The person in me grows smaller,

curls up in a ball,

wraps in a colorful wrapper.

A chocolate covered prune.

Bitter, sugary, smoky,

marks the fingers

with the black, abrasive stain—

that’s how you’ll recognize your kin,

that’s how you’ll distinguish

between black and white.

My entire person may be eaten in one go.

Open your mouth wide,

clench your jaw tight,

swallow once.

The person in me

will squeak, crumble, and halt.

And already without her—

with marble-like confidence

— I will hold back

the cargo carriages,

the distant roads,

the barbed wires,

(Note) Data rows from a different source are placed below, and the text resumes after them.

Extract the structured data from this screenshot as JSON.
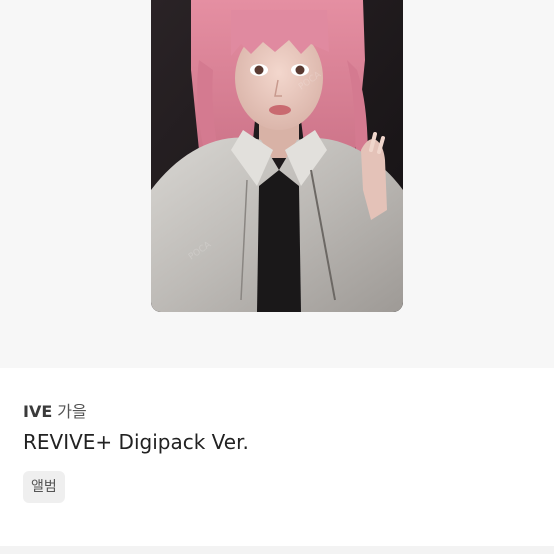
{
  "product": {
    "artist": "IVE",
    "member": "가을",
    "album": "REVIVE+ Digipack Ver.",
    "category_tag": "앨범"
  },
  "colors": {
    "image_background": "#f7f7f7",
    "tag_background": "#efefef",
    "title_text": "#222222"
  },
  "image": {
    "subject": "photocard-photo",
    "icon_name": "photocard-image"
  }
}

the tall fences,

the perpetual snow.

And those

with bones in their throats,

those with crossed fingers

behind their backs,

the shady dealings of a military man,

a horse made of damp, fireproof wood,

and a berry— round and poisonous.